Items from a data source:
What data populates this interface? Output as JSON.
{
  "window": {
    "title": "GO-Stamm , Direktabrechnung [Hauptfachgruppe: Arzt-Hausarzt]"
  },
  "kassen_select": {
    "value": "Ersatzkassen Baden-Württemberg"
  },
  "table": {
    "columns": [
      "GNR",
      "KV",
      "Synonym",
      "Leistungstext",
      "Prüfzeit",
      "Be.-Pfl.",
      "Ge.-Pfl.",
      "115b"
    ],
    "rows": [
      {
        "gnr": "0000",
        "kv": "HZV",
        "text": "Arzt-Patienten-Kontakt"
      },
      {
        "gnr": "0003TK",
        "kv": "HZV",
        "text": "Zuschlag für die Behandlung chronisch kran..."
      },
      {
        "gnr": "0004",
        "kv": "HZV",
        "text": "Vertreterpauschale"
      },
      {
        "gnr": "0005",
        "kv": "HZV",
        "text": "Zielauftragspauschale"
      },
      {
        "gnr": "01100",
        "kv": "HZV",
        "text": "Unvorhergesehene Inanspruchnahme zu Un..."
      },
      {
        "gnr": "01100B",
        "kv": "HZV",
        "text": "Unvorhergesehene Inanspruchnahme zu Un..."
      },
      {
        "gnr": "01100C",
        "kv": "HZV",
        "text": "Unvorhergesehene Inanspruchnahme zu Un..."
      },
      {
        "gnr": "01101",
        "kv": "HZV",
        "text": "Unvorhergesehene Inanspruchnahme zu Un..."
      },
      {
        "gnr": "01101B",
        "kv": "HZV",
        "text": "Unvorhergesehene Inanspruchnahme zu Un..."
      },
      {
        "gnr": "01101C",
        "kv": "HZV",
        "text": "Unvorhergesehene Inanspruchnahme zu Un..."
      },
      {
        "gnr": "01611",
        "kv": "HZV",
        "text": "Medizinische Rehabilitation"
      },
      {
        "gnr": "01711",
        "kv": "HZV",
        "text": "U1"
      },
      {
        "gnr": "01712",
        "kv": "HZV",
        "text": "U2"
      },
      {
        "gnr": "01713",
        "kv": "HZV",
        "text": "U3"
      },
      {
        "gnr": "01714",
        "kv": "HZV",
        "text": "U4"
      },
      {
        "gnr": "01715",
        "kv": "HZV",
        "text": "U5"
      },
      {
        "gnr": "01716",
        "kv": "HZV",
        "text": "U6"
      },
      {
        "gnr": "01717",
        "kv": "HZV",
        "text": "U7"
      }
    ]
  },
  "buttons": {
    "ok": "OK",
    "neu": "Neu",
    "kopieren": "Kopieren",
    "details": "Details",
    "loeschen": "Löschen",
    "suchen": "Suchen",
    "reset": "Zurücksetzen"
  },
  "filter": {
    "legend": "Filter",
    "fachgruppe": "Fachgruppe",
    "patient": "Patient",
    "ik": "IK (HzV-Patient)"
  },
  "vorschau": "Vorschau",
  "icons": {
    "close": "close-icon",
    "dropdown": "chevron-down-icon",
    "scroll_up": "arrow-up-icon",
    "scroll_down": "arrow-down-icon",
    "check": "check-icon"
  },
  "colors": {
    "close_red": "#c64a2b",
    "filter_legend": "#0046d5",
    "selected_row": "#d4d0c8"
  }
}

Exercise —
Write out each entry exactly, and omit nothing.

Answer space —
What data populates this interface? Output as JSON.
{
  "window": {
    "title": "GO-Stamm , Direktabrechnung [Hauptfachgruppe: Arzt-Hausarzt]"
  },
  "kassen_select": {
    "value": "Ersatzkassen Baden-Württemberg"
  },
  "table": {
    "columns": [
      "GNR",
      "KV",
      "Synonym",
      "Leistungstext",
      "Prüfzeit",
      "Be.-Pfl.",
      "Ge.-Pfl.",
      "115b"
    ],
    "rows": [
      {
        "gnr": "0000",
        "kv": "HZV",
        "text": "Arzt-Patienten-Kontakt"
      },
      {
        "gnr": "0003TK",
        "kv": "HZV",
        "text": "Zuschlag für die Behandlung chronisch kran..."
      },
      {
        "gnr": "0004",
        "kv": "HZV",
        "text": "Vertreterpauschale"
      },
      {
        "gnr": "0005",
        "kv": "HZV",
        "text": "Zielauftragspauschale"
      },
      {
        "gnr": "01100",
        "kv": "HZV",
        "text": "Unvorhergesehene Inanspruchnahme zu Un..."
      },
      {
        "gnr": "01100B",
        "kv": "HZV",
        "text": "Unvorhergesehene Inanspruchnahme zu Un..."
      },
      {
        "gnr": "01100C",
        "kv": "HZV",
        "text": "Unvorhergesehene Inanspruchnahme zu Un..."
      },
      {
        "gnr": "01101",
        "kv": "HZV",
        "text": "Unvorhergesehene Inanspruchnahme zu Un..."
      },
      {
        "gnr": "01101B",
        "kv": "HZV",
        "text": "Unvorhergesehene Inanspruchnahme zu Un..."
      },
      {
        "gnr": "01101C",
        "kv": "HZV",
        "text": "Unvorhergesehene Inanspruchnahme zu Un..."
      },
      {
        "gnr": "01611",
        "kv": "HZV",
        "text": "Medizinische Rehabilitation"
      },
      {
        "gnr": "01711",
        "kv": "HZV",
        "text": "U1"
      },
      {
        "gnr": "01712",
        "kv": "HZV",
        "text": "U2"
      },
      {
        "gnr": "01713",
        "kv": "HZV",
        "text": "U3"
      },
      {
        "gnr": "01714",
        "kv": "HZV",
        "text": "U4"
      },
      {
        "gnr": "01715",
        "kv": "HZV",
        "text": "U5"
      },
      {
        "gnr": "01716",
        "kv": "HZV",
        "text": "U6"
      },
      {
        "gnr": "01717",
        "kv": "HZV",
        "text": "U7"
      }
    ]
  },
  "buttons": {
    "ok": "OK",
    "neu": "Neu",
    "kopieren": "Kopieren",
    "details": "Details",
    "loeschen": "Löschen",
    "suchen": "Suchen",
    "reset": "Zurücksetzen"
  },
  "filter": {
    "legend": "Filter",
    "fachgruppe": "Fachgruppe",
    "patient": "Patient",
    "ik": "IK (HzV-Patient)"
  },
  "vorschau": "Vorschau",
  "icons": {
    "close": "close-icon",
    "dropdown": "chevron-down-icon",
    "scroll_up": "arrow-up-icon",
    "scroll_down": "arrow-down-icon",
    "check": "check-icon"
  },
  "colors": {
    "close_red": "#c64a2b",
    "filter_legend": "#0046d5",
    "selected_row": "#d4d0c8"
  }
}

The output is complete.